1. Reselect the HCI Lab window

2. Choose Analysis -> Covariance

3. Choose Options -> Covariance Example

(You should see a plot with red and blue data points, asterisks at the means; note the different scales for the two axes.)

4. If the box at the bottom right does

5. Position the cursor at a point half-way between the means and click. (You should see the roughly equal distances; press any key to dismiss the message.)

6. Position the cursor at the top-most red point in Cluster 1 and click.

- Record the two distances

7. On the upper-left pulldown (saying "Hide Contours"), choose "Euclidean Contours"; then select "Cluster 1". You should see ellipses.

- Record the two distances
- How would a minimum-Euclidean-distance classifier classify this point?

8. On the upper-left pulldown (saying "Euclidean Contours"), choose "Hide Contours".

- Why aren't the contours circular?

(Reshape the window until they are roughly circular.)

9. On the upper-right pulldown (saying "Hide Separator"), choose "Euclidean Separator" (You should see the decision boundary based on Euclidean distance.)

10. Repeat 9, but choose "Mahalanobis Separator"

- Estimate the percentage of points that are misclassified.

11. Click on "Toggle Distance Type" to get Mahalanobis distances. By positioning the cursor and clicking:

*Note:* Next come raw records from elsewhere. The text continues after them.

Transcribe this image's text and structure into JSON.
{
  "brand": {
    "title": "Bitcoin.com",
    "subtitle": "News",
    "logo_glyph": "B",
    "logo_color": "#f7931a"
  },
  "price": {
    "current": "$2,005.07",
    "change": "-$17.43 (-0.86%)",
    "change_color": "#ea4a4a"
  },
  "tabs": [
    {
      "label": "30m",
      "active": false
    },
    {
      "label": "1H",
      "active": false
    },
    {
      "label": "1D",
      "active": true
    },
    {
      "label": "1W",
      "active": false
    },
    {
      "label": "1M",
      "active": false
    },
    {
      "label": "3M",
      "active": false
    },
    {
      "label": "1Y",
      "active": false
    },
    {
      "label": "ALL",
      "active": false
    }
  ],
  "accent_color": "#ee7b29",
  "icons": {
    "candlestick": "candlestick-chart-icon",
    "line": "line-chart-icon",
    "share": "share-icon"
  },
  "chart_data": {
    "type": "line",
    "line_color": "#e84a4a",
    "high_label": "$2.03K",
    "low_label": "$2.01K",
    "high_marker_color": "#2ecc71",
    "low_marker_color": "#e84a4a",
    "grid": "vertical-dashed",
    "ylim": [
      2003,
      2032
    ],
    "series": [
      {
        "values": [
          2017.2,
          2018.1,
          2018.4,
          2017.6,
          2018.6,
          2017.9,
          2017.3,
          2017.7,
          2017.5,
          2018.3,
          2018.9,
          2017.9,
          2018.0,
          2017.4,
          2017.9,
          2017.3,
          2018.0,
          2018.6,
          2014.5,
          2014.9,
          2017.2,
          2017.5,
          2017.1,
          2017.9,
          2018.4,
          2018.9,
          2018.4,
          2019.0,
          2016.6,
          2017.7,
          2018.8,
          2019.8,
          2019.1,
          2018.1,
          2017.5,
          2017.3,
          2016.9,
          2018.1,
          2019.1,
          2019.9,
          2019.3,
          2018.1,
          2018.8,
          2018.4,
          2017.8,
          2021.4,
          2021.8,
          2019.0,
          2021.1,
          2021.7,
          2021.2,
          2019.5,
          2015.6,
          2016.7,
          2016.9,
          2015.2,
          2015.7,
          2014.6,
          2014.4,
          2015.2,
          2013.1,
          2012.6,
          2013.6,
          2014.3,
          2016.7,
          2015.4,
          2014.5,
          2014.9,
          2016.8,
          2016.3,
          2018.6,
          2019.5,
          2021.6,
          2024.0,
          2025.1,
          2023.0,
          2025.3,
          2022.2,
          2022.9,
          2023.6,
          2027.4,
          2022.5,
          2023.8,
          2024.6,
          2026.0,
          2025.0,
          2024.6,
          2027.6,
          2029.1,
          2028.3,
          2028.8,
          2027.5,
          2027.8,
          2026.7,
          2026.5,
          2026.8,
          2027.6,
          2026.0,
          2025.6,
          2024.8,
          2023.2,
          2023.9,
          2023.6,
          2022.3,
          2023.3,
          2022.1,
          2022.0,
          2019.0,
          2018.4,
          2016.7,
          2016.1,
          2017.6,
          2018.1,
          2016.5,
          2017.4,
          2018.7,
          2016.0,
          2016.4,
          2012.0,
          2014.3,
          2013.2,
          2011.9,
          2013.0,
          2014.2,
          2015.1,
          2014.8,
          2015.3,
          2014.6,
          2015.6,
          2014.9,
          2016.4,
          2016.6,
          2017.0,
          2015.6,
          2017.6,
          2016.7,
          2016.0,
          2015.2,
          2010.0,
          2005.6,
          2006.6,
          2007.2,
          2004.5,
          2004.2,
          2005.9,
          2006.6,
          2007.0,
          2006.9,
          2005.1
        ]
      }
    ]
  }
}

- Estimate the percentage of points that are misclassified.

12. On the upper-left pulldown, choose "Mahalanobis Contours"; then select "Cluster 1".

- Measure the Mahalanobis distances to a point halfway between the means
- Measure the Mahalanobis distances to the uppermost point in Cluster 1
- How would a minimum-Mahalanobis-distance classifier classify each point?

13. Under "Options" choose "Exit"

- Describe the difference between the Mahalanobis contours and the Euclidean contours.

1. Choose Cluster -> K-means

2. Choose Options -> K-means Example 2

3. Using the popup menu, select 2 clusters and "Continue"; watch as the K-means procedure clusters the data

- Describe how you would divide the data points into two groups

4. Repeat 2 and 3 using 4 clusters

- Note whether or not the K-means procedure produced a clustering similar to yours; describe any major differences

5. Choose Options -> K-means Example 1

- Would you call the resulting clustering "reasonable"? Comment.

6. Select 2 clusters and "Continue"; watch as the K-means procedure clusters the data

- Describe how you would divide the data points into two groups

7. Repeat 5 and 6 using 4 clusters

- Note whether or not the K-means procedure produced a clustering similar to yours; describe any major differences

8. Choose Options -> Exit

- Would you call the resulting clustering "reasonable"? Comment.

9. Choose Cluster -> Nearest Neighbor

10. Choose Options -> Nearest Neighbors Example 1

11. Using the popup menu, select t=1.0 and "Continue"; watch as the Nearest-Neighbor procedure clusters the data

12. Repeat 10 and 11 using t=0.6

- Note whether or not the Nearest-Neighbor procedure produced a clustering similar to yours; describe any major differences

13. Choose Options -> Nearest Neighbors Example 2

- Would you call the resulting clustering "reasonable"? Comment.

14. Try all 4 values of t

15. Choose Options -> Exit, and then choose Exit -> HCI Lab.

- Were any of the clusterings "reasonable"?
- In general terms, describe why Nearest Neighbor is better for Example 1 and K-means is better for Example 2

On to Lab # 4, Part b: Synthetic Data

Up to Lab #4